BEGIN GIVEN INFORMATION

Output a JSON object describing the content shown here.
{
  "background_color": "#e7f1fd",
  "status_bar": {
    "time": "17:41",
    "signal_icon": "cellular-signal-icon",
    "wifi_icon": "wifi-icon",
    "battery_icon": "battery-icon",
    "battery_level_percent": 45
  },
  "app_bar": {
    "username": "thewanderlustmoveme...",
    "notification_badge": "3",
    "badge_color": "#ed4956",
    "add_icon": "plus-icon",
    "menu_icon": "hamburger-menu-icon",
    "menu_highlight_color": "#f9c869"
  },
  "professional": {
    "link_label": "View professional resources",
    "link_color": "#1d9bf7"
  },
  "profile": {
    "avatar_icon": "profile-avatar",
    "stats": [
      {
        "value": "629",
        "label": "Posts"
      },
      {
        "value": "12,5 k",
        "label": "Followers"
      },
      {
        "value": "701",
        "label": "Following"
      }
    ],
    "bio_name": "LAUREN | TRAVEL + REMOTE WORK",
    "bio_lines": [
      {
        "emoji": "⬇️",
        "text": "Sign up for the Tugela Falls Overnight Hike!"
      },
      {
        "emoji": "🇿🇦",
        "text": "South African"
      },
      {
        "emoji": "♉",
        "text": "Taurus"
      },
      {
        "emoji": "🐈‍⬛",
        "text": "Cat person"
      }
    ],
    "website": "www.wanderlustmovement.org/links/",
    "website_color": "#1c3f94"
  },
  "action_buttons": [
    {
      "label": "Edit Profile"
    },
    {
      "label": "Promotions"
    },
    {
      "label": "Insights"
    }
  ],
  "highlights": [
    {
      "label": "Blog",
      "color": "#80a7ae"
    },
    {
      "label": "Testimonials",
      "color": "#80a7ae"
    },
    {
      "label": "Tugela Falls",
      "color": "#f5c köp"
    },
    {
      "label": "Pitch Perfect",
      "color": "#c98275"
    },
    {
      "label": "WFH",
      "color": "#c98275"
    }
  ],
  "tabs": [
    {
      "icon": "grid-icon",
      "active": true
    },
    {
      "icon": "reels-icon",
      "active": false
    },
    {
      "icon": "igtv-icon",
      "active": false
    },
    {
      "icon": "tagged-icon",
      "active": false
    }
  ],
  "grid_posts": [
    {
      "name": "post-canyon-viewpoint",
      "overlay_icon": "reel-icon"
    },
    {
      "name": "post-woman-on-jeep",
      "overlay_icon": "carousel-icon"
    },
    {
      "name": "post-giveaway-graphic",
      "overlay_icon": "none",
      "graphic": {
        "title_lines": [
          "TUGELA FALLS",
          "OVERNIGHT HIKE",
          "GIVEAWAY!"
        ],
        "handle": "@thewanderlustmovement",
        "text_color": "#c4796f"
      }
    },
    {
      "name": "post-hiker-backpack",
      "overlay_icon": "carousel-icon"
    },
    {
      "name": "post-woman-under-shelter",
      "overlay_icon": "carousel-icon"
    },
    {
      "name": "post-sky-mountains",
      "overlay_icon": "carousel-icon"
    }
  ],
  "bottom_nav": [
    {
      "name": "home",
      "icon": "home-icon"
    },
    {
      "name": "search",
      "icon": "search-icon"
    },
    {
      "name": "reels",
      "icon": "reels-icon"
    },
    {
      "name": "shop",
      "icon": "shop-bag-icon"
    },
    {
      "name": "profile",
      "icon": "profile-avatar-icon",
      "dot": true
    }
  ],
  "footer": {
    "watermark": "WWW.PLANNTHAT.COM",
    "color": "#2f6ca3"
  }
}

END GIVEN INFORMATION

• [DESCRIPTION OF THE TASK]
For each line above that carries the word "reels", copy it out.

• [EXERCISE RESPONSE]
      "icon": "reels-icon",
      "name": "reels",
      "icon": "reels-icon"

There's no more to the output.